Topping the Aids table
When the latest official HIV figures for India appeared they were described as "miraculous", because they suggested that the number of new infections had fallen by roughly 95 per cent in a single year. But while a delighted government hailed the drop in new cases from 500,000 to 28,000 as a vindication of its policies, independent experts greeted the news with alarmed scepticism.
Peter Piot, executive director of Unaids, dismissed the statistics as "plainly impossible", and Anjali Gopalan of the Naz Foundation, an HIV/Aids prevention group, was dismayed. "There were self-aggrandising officials who truly believed they had done something so wonderful that had made this drop happen," she said.
It soon emerged that there had been a serious miscount, and the head of the state-run National Aids Control Organisation was despatched to another job. The figures have still not been rectified, and the affair underlines the uncertainties about India's Aids crisis.
Officially there are 5.13 million Indians living with HIV, putting India second in the world league table, but that is an estimate, and the margin of error is enormous, ranging from 2.5 million to 8.5 million. Last year, Richard Feachem, executive director of the Global Fund to Fight Aids, Tuberculosis and Malaria, said he believed India was at the high end of the range and had probably surpassed South Africa as the nation with the largest number of HIV/Aids sufferers.
Whatever the numbers - and counting in this huge country is difficult - no one doubts the seriousness of the problem. The prime minister, Manmohan Singh, has admitted that Aids is "no longer just a public health issue" and that it could "severely hurt" the country's development. The CIA has predicted that India could have 20 to 25 million HIV/Aids cases by 2010 and a senior US diplomat warned that there was "perhaps no greater threat to India's ambition to become a world power than the country's rapidly growing HIV infection rates".
Understanding remains low. Recent surveys in some states showed that most sex workers didn't know that condoms prevented HIV, and 42 per cent of sex workers nationwide thought that they could tell whether a client was infected from his physical appearance. Alarmingly, the government believes that up to 95 per cent of the
5.13 million estimated to be infected do not know they are HIV-positive.

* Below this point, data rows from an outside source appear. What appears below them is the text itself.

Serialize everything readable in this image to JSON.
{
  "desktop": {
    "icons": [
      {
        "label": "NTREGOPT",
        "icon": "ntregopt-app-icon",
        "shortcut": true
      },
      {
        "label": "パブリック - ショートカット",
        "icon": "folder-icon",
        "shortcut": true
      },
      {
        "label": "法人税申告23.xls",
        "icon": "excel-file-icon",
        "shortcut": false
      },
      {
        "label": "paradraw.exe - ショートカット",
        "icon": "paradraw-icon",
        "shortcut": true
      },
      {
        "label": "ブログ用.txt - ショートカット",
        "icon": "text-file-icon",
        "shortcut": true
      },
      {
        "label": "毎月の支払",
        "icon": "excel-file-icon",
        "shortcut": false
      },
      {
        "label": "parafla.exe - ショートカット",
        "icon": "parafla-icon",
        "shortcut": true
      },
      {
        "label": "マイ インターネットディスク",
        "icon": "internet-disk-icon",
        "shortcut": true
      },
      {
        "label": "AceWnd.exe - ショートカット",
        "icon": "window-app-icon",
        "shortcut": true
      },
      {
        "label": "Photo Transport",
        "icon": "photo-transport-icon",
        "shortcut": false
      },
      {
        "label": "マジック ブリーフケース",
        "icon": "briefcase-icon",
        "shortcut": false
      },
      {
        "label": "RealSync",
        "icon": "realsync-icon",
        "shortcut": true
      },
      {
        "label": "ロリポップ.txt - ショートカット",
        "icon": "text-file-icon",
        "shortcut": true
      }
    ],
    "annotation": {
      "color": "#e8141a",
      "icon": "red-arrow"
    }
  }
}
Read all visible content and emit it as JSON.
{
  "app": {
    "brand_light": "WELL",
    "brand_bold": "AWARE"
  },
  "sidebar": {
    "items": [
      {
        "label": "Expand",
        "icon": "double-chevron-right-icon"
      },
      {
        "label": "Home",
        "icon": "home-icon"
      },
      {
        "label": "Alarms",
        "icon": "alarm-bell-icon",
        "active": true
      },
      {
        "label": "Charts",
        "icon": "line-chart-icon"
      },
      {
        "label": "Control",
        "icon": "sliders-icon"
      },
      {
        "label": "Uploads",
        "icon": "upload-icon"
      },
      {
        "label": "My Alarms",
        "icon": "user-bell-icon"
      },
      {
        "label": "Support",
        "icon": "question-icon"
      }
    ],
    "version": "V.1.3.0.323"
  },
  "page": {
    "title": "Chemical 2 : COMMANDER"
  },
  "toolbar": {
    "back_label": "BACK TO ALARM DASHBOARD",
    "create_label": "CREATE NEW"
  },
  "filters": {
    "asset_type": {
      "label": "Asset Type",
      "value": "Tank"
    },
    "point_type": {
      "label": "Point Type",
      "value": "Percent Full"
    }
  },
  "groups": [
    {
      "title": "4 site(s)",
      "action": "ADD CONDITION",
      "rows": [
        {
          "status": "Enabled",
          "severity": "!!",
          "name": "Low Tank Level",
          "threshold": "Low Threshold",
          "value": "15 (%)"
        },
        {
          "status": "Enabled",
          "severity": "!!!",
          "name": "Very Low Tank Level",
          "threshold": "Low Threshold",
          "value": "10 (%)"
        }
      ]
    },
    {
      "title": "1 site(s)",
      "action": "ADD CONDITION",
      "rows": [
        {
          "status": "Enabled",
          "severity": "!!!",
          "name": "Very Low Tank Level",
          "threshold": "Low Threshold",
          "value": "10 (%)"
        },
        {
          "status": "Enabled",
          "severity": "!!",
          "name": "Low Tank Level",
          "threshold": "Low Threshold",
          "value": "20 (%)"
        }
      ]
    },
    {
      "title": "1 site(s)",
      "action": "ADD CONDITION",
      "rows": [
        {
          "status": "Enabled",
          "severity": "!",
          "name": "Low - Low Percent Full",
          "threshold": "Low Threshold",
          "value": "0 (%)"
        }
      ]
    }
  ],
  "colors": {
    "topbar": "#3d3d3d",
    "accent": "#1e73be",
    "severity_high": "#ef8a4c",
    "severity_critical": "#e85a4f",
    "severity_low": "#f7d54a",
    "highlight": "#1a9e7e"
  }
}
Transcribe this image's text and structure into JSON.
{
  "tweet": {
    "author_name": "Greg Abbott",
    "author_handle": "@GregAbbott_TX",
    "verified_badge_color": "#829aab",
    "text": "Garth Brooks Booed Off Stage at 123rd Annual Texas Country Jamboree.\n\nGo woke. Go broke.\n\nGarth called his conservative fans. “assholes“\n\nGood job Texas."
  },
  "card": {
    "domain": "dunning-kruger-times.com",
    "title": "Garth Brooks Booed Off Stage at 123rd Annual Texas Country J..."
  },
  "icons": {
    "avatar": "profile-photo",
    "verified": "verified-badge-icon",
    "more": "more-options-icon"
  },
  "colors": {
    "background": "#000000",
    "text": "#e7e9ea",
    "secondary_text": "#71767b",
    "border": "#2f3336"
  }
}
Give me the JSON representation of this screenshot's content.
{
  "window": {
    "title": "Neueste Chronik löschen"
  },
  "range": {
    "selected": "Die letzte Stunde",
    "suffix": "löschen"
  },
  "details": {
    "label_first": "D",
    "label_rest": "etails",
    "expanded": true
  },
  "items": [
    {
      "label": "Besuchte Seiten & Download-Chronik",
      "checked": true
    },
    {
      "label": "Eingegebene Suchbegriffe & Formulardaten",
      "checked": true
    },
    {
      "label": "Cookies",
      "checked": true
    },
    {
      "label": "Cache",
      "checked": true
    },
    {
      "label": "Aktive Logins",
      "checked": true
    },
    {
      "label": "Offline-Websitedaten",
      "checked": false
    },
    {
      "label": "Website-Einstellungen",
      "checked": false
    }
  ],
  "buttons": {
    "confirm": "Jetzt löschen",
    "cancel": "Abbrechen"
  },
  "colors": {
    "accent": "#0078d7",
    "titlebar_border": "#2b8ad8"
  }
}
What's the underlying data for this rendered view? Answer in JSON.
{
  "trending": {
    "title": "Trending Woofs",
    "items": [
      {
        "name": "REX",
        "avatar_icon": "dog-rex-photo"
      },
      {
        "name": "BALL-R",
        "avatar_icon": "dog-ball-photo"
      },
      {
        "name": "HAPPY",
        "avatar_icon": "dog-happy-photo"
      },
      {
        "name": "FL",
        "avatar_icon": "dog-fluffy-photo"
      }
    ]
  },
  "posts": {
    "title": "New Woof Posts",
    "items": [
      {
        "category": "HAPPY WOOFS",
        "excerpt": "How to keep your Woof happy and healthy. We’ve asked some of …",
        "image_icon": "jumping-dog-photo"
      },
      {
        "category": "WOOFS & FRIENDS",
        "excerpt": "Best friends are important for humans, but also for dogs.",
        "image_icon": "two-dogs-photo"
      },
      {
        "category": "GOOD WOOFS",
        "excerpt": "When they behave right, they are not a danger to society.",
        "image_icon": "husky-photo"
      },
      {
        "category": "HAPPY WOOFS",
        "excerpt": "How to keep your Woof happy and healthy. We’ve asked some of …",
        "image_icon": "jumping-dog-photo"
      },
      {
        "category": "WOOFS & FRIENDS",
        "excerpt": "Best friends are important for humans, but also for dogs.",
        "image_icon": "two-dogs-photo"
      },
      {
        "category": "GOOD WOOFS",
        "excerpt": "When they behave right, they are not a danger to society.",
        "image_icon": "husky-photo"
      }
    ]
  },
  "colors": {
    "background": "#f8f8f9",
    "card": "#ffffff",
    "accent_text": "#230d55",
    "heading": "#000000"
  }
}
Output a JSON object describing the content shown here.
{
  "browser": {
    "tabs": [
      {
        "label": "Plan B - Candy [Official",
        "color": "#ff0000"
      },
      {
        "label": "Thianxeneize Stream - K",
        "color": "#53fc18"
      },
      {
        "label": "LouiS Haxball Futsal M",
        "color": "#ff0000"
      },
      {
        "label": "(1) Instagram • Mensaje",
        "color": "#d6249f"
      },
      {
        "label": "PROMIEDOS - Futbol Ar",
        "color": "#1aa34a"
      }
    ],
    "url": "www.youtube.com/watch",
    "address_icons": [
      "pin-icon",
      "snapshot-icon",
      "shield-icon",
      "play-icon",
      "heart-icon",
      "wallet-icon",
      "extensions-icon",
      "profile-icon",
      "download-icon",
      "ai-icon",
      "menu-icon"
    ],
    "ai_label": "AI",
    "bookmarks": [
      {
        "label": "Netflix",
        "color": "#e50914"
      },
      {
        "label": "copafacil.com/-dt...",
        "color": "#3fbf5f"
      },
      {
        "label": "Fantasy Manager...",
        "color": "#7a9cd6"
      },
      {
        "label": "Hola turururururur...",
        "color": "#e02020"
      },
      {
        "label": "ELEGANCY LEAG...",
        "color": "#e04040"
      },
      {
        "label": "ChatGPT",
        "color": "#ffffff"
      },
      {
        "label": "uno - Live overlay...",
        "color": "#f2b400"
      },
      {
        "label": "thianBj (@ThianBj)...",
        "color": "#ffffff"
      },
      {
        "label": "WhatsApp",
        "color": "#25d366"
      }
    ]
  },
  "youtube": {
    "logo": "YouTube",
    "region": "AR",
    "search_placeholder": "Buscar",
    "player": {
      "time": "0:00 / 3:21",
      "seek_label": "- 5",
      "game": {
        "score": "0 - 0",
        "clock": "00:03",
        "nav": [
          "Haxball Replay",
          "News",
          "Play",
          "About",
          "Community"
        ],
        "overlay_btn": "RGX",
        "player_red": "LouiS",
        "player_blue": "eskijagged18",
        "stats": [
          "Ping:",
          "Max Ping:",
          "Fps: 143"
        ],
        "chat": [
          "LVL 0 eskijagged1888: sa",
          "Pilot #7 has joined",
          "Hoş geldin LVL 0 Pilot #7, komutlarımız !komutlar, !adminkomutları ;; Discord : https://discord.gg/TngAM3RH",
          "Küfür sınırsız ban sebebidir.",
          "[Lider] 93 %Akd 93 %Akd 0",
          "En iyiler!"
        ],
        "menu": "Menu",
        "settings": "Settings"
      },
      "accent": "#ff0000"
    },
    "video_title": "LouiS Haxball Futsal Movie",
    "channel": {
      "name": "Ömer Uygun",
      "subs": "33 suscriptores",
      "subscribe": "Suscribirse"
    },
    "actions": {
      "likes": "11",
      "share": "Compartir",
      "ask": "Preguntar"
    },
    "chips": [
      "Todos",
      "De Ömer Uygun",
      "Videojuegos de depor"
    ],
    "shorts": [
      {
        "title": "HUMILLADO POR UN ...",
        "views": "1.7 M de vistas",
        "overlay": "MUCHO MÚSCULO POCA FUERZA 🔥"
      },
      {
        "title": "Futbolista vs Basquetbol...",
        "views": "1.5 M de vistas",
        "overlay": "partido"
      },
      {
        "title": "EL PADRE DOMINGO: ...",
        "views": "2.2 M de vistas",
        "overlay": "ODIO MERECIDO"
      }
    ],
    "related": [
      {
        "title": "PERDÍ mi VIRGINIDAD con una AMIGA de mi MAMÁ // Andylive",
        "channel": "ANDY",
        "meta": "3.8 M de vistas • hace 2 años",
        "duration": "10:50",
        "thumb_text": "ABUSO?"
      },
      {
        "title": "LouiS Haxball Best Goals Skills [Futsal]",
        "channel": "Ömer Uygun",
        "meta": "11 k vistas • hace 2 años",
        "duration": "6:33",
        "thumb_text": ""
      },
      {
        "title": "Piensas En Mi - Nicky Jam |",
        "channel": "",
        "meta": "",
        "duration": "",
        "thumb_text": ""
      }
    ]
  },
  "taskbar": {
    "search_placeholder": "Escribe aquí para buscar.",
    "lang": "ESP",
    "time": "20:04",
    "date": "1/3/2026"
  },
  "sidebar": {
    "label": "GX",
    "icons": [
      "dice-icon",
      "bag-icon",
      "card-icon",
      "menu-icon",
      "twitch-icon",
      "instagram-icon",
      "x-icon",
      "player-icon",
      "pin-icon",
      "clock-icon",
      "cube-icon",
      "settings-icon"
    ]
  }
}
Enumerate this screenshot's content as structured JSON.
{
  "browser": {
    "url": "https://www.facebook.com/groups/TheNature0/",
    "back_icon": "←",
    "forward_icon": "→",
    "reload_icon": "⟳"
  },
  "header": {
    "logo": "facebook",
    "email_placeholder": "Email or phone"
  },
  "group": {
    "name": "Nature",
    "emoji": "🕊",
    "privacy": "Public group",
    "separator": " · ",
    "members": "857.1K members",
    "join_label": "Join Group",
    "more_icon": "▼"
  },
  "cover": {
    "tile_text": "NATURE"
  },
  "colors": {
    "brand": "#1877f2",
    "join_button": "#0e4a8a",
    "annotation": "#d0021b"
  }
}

Experts try to be optimistic. Ruben del Prado, deputy Unaids country co-ordinator, said: "In some countries - including western Europe and the US - things are regressing. But in India things are improving. There has been a greater engagement with society. I'm not saying that there has been any quantum leap or that things are suddenly hunky-dory, but the country is going in the right direction."
Gopalan said a fresh approach was needed. "The face of the epidemic is changing - we are seeing more and more women and children infected - but the government is continuing with the same old policies," she said. "The precise numbers don't really matter; if we could deal with five million people affected that would be a start. At the moment we're not managing to do that."